▶ What you will do:
Gather every line from the entries below that includes "this".
====
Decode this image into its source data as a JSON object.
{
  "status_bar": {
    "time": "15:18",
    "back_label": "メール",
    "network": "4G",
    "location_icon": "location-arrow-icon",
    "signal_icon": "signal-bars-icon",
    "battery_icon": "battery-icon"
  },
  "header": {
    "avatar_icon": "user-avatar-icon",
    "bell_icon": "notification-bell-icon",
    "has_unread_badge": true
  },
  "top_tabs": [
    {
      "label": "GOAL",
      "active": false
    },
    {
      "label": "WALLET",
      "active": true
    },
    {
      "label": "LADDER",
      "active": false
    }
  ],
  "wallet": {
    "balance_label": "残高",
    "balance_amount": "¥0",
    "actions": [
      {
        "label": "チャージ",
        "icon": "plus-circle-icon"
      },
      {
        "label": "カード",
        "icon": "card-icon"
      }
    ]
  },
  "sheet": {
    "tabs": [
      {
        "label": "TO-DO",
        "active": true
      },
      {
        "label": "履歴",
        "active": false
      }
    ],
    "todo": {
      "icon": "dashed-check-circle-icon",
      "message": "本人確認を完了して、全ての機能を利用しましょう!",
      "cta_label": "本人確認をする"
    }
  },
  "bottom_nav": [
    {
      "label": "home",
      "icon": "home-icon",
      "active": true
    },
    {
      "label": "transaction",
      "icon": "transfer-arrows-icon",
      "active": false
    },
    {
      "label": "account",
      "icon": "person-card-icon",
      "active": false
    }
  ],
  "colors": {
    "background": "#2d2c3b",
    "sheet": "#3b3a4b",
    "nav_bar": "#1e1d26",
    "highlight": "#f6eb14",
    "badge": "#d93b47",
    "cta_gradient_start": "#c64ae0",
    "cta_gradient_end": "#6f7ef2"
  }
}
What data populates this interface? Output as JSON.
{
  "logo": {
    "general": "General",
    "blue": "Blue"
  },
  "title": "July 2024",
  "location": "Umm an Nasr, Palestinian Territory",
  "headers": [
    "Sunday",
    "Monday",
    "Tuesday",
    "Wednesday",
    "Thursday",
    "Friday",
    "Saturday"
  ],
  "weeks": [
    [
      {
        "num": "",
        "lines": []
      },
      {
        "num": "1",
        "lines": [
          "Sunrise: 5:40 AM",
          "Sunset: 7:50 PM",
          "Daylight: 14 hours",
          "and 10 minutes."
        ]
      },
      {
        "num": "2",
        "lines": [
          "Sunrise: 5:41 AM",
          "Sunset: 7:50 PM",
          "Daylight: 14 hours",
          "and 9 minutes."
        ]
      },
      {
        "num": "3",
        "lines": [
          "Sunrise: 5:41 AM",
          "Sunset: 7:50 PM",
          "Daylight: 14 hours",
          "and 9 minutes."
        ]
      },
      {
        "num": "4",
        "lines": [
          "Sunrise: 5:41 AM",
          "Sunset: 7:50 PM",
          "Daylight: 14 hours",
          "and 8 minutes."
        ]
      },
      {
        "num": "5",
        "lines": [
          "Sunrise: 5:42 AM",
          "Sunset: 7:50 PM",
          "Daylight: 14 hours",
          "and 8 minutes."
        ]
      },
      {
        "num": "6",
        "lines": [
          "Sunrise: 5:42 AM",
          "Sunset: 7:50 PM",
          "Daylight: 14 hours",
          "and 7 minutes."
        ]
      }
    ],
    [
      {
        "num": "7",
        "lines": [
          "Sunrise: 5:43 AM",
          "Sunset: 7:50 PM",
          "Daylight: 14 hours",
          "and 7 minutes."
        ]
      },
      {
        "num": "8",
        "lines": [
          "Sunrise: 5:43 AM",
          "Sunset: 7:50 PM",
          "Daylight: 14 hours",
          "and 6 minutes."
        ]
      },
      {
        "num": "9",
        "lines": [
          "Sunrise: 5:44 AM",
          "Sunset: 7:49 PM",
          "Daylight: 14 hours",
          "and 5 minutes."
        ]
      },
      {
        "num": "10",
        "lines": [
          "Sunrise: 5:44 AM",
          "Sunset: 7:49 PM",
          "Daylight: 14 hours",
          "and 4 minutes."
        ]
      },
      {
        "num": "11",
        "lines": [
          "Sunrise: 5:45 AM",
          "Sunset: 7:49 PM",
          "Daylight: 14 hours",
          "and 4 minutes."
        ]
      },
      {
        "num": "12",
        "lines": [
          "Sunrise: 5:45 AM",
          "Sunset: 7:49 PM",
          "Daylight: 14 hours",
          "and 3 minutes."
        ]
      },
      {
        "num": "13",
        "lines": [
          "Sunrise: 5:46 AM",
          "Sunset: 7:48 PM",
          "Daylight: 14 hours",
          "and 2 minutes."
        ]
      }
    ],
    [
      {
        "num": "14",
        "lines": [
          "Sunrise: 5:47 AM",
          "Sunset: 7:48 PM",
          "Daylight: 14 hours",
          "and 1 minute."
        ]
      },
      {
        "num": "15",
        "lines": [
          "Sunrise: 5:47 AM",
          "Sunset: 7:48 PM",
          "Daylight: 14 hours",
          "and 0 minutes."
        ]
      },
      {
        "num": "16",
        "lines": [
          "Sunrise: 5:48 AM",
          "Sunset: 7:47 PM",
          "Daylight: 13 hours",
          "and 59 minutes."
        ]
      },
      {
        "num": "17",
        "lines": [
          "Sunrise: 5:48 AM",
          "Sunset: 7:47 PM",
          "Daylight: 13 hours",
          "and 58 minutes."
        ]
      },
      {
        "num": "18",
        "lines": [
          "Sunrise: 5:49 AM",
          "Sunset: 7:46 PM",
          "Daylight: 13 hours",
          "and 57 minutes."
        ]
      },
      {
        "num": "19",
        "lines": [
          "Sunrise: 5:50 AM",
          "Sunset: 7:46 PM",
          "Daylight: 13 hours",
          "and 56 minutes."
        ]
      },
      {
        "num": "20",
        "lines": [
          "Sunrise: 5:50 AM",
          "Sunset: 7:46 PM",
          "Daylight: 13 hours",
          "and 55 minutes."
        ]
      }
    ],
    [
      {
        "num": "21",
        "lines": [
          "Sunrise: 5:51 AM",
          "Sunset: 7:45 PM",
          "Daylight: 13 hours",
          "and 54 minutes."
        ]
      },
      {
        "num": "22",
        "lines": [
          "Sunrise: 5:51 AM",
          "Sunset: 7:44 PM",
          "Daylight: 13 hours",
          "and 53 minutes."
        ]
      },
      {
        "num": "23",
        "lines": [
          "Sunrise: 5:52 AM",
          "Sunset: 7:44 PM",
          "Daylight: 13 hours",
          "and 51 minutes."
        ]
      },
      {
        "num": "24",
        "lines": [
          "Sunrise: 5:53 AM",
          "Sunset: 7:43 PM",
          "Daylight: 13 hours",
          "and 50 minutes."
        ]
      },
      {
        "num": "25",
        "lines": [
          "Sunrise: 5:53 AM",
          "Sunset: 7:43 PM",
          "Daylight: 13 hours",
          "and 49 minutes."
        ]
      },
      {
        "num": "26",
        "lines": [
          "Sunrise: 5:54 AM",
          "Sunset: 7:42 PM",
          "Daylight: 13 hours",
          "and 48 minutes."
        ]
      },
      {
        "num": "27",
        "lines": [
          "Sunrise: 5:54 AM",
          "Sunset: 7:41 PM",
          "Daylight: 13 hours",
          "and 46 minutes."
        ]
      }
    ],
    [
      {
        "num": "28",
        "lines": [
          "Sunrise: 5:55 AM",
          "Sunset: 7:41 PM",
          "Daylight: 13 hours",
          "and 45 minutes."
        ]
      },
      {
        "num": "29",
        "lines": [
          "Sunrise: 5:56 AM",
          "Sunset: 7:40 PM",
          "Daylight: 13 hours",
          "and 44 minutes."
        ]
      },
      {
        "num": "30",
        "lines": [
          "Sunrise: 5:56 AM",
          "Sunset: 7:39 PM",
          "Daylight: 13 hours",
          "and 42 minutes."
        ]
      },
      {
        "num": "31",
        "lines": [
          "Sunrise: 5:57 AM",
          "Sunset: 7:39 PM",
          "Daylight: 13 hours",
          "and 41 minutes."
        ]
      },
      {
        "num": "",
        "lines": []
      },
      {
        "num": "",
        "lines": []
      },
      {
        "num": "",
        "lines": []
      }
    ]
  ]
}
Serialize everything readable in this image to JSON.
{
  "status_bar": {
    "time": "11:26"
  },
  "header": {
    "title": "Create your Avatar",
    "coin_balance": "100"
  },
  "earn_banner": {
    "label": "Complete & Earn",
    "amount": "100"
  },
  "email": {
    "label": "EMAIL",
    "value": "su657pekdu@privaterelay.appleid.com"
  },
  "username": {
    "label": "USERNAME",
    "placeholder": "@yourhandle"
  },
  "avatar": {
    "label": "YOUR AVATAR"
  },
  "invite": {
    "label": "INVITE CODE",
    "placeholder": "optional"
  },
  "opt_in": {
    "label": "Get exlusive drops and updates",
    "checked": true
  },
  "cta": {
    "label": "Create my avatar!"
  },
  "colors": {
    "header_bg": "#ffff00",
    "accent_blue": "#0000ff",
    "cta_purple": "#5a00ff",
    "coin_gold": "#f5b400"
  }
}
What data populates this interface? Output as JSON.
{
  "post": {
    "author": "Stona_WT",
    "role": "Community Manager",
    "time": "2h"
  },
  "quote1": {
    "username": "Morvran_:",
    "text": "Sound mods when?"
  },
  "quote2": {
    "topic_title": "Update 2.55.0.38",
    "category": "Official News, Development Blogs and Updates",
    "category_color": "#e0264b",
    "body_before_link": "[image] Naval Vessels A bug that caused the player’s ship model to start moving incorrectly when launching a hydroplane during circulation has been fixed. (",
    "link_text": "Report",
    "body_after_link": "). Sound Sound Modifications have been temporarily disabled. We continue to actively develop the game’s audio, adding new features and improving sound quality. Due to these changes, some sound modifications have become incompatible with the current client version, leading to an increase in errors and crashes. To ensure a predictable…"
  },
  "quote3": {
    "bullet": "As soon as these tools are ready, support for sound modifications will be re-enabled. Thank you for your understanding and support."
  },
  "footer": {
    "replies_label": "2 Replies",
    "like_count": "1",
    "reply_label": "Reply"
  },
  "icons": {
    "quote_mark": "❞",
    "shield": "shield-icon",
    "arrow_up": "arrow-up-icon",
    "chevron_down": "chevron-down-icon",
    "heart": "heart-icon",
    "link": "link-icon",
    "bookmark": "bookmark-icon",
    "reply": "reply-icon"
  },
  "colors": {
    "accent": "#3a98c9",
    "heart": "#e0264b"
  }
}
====
▶ Answer for the task:
Decode this image into its source data as a JSON object.
What data populates this interface? Output as JSON.
Serialize everything readable in this image to JSON.
What data populates this interface? Output as JSON.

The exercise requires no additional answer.